Handymax ships, that normally load between 35,000 and 40,000 mt, will probably load 17,000-18,000 mt less due to the lower water levels by that time if the river conditions continue to deteriorate as expected.
For panamax vessels, with a capacity of up to 70,000 mt, ships could be loading up to 21,000 mt less volume, Wade said.
The executive also said that bulk carriers are currently loading 21% less of grain at Rosario ports due to the low water levels in the river.
Bulk carriers that cannot complete grain loads at Rosario ports have to go to Necochea or Bahia Blanca terminals, in the south of Buenos Aires Province, or to ports in the south of Brazil to complete loads, generating higher costs for shipping companies
Low water levels on the Parana River could generate losses of $315 million for the Argentine agroindustrial sector between March and August 2021, a recent study by the Rosario Grain Exchange (BCR) has found.
The complex managed 70% of all grain exports in 2020, as well as 96% of all meals and 96% of all vegoils while the river is a key artery connecting Argentina’s Rosario hub to global export markets.
According to the latest available data from Argentina’s national water institute (INA), water levels near Rosario are currently around 0.04 metres versus the historical average of 3.22 metres for July.
Based on weather forecasts, those levels are only expected to continue to decline with no improvements in water levels expected for the next three months, according to the INA.

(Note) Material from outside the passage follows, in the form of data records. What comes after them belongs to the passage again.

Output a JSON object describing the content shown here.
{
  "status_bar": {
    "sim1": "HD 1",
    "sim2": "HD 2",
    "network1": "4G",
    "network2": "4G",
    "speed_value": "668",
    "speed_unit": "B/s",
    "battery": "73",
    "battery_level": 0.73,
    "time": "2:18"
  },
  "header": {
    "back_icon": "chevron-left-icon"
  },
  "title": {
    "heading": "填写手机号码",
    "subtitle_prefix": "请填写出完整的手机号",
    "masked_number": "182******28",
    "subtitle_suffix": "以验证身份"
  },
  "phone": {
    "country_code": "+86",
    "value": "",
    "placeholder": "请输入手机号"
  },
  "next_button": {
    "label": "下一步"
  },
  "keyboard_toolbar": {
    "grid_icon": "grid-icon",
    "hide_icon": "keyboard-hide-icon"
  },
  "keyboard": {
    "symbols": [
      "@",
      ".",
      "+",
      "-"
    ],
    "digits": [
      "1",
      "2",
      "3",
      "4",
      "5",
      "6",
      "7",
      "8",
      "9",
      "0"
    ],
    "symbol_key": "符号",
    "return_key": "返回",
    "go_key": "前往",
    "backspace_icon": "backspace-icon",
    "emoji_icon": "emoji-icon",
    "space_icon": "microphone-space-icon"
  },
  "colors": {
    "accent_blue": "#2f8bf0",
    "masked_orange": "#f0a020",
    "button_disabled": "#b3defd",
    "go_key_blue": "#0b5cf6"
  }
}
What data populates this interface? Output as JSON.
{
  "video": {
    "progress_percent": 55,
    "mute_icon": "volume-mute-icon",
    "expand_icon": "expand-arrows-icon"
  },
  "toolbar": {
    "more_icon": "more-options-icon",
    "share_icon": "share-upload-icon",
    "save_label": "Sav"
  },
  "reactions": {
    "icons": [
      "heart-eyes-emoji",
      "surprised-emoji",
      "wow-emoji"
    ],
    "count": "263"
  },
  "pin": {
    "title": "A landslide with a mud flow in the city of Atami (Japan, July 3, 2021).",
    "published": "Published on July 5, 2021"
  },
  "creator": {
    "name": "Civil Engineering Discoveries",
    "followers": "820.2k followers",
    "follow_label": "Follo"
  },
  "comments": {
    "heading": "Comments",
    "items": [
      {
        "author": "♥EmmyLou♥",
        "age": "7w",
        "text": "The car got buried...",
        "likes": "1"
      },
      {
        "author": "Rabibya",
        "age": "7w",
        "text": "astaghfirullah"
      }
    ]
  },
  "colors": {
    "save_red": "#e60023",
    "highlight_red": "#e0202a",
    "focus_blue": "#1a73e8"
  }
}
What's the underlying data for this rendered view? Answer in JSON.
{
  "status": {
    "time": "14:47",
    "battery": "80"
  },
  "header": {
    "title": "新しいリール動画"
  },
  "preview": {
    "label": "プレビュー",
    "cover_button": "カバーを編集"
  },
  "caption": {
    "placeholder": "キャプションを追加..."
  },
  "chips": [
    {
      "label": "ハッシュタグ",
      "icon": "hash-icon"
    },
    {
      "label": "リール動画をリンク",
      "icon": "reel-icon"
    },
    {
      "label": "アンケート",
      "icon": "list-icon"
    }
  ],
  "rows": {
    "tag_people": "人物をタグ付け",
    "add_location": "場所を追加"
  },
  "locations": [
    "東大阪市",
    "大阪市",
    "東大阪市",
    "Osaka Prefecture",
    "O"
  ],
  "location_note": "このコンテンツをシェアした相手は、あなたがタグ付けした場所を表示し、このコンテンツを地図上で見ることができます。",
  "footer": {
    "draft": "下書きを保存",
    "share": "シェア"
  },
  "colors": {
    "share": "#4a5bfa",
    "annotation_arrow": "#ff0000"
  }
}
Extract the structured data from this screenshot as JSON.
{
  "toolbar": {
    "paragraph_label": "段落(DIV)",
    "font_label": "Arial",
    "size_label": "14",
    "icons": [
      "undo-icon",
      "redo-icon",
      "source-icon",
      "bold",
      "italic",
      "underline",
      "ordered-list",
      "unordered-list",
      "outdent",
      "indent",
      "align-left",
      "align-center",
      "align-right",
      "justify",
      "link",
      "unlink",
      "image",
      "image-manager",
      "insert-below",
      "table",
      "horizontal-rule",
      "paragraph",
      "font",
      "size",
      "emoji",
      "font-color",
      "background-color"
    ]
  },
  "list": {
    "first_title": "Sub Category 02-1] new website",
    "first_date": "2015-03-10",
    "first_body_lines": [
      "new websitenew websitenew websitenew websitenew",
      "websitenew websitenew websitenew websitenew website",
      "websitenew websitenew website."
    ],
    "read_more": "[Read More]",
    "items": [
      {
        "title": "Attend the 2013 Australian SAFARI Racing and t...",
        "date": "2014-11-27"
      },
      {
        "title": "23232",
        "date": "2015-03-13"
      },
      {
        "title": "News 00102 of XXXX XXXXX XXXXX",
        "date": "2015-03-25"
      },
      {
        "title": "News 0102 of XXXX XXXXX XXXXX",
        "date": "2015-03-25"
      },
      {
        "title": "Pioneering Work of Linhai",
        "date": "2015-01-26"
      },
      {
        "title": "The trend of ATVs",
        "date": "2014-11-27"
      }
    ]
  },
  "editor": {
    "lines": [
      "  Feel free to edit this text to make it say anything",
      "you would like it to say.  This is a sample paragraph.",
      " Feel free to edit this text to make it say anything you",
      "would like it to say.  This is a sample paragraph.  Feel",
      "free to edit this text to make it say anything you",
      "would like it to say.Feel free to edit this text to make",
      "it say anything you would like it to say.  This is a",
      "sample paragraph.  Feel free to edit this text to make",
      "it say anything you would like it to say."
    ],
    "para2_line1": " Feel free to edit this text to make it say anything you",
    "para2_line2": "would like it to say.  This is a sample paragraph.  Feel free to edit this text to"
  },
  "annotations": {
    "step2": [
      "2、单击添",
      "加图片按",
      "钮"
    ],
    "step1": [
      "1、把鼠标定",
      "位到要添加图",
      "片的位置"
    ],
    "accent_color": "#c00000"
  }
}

Earlier this week, the Argentine government declared a state of hydric emergency lasting for a period of 180 days, whereby the government will adopt measures to mitigate the severe situation caused by Parana’s low water levels.